mentality, and environment). Action is due to nerves; and, since
men are not responsible for their nerves, they are not responsible
for their actions.

It is curious that this comparative contempt for 'morality5 runs
through the work of PAUL HEYSE (1830-1914), who was set up as
a bogey-man to be shied at by the firebrands of the new realism.
His attitude, however, was that of the old romantic poets, a mere
over-emphasis of the beauty of passion; the objection to the
Bohemian artists of his Im Paradiese is that, although they are
sufficiently immoral, they are too unreal to be anything. Paul

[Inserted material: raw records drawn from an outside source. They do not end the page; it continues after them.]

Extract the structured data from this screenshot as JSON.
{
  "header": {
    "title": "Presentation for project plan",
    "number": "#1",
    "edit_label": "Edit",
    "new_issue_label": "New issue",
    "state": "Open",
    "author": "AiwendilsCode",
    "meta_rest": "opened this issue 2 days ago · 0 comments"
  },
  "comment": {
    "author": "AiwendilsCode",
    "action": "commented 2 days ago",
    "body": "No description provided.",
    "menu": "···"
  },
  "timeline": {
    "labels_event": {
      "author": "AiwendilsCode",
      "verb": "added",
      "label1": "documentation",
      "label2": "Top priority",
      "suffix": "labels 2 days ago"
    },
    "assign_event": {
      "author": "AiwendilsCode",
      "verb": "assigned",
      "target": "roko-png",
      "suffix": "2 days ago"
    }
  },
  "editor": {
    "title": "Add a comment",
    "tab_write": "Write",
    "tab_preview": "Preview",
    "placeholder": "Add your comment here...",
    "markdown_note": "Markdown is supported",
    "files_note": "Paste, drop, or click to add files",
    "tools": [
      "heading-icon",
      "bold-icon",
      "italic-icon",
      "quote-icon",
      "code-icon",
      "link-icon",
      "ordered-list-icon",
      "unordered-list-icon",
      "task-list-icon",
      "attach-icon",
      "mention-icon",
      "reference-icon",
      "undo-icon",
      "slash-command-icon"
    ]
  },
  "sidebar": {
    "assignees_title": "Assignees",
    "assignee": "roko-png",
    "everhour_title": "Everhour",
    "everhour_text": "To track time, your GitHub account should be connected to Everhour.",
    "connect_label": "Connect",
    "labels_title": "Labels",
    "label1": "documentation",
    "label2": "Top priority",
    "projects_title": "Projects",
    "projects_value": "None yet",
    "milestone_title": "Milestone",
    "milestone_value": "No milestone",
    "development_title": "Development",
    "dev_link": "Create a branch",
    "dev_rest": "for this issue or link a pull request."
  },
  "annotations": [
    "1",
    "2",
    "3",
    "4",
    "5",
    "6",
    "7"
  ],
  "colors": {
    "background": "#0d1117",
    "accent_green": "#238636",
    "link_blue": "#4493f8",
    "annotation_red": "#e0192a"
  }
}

Heyse lived right through the period of naturalism, and he may
be given his place in the period, alien to naturalism as he was,
because he serves for contrast.

Closely associated with Paul Heyse was ADOLF WILBRANDT (1837-
1911), and he too in his artist novel Hermann Ifinger (1892) blazed
a partisan contrast between drab naturalists and eclectic classicists;
there are pen-sketches too in this novel of the painters Makart
and Lenbach and of the Munich school poet GRAF VON SCHACK
(i 815-94), another of the proud old school who has the attitude of
an impressionist, the cloistered contempt for the reading public,
and the cult of form for form's sake which was the pose of Stefan
George. Wilbrandt's scholarly absorption in the personality of
artists and writers and their style - his book on Heinrich von
Kleist (1863) and his essays on Fritz Reuter (a fellow Mecklen-
burger) and Holderlin are first-rate - led him to hammer out a